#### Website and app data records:

Start of Block

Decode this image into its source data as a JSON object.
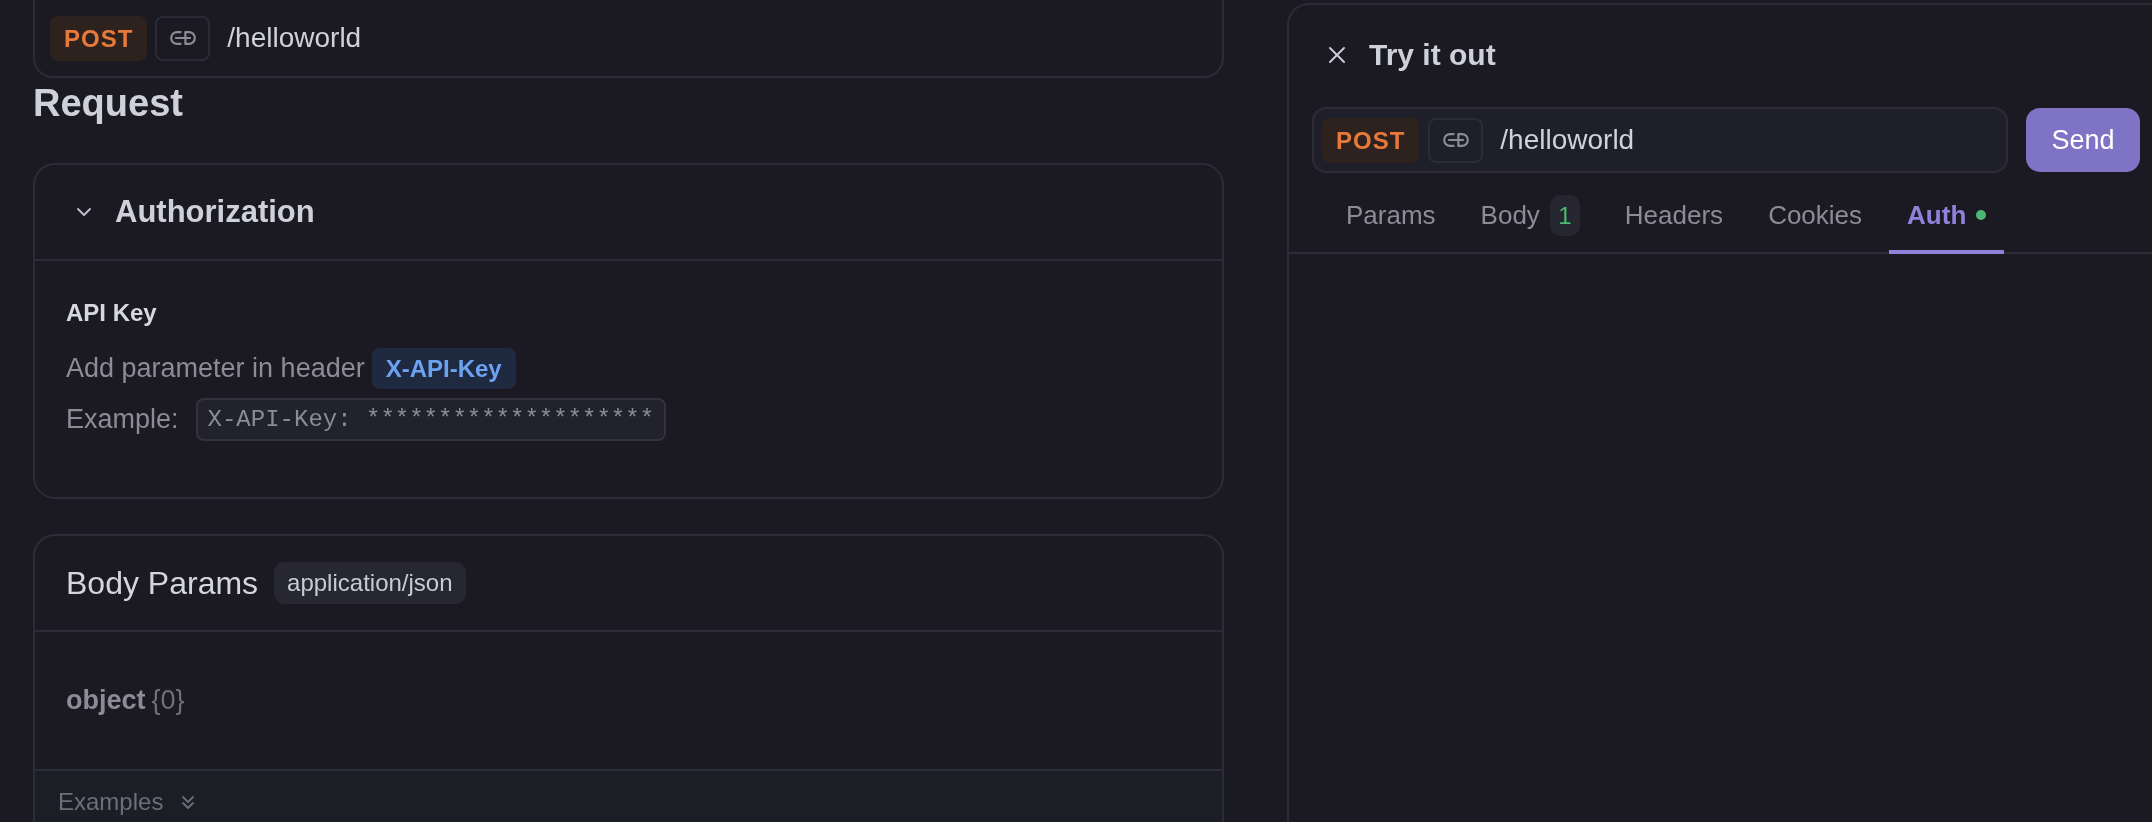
{
  "endpoint": {
    "method": "POST",
    "path": "/helloworld"
  },
  "request": {
    "title": "Request",
    "authorization": {
      "title": "Authorization",
      "expanded": true,
      "scheme": "API Key",
      "description": "Add parameter in header",
      "header_name": "X-API-Key",
      "example_label": "Example:",
      "example_value": "X-API-Key: ********************"
    },
    "body_params": {
      "title": "Body Params",
      "content_type": "application/json",
      "type": "object",
      "count": "{0}",
      "examples_label": "Examples"
    }
  },
  "try_it_out": {
    "title": "Try it out",
    "method": "POST",
    "path": "/helloworld",
    "send_label": "Send",
    "tabs": [
      {
        "label": "Params",
        "selected": false
      },
      {
        "label": "Body",
        "selected": false,
        "badge": "1"
      },
      {
        "label": "Headers",
        "selected": false
      },
      {
        "label": "Cookies",
        "selected": false
      },
      {
        "label": "Auth",
        "selected": true,
        "configured": true
      }
    ]
  }
}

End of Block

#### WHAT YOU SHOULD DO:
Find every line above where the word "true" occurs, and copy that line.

#### SOLUTION BELOW:
      "expanded": true,
        "selected": true,
        "configured": true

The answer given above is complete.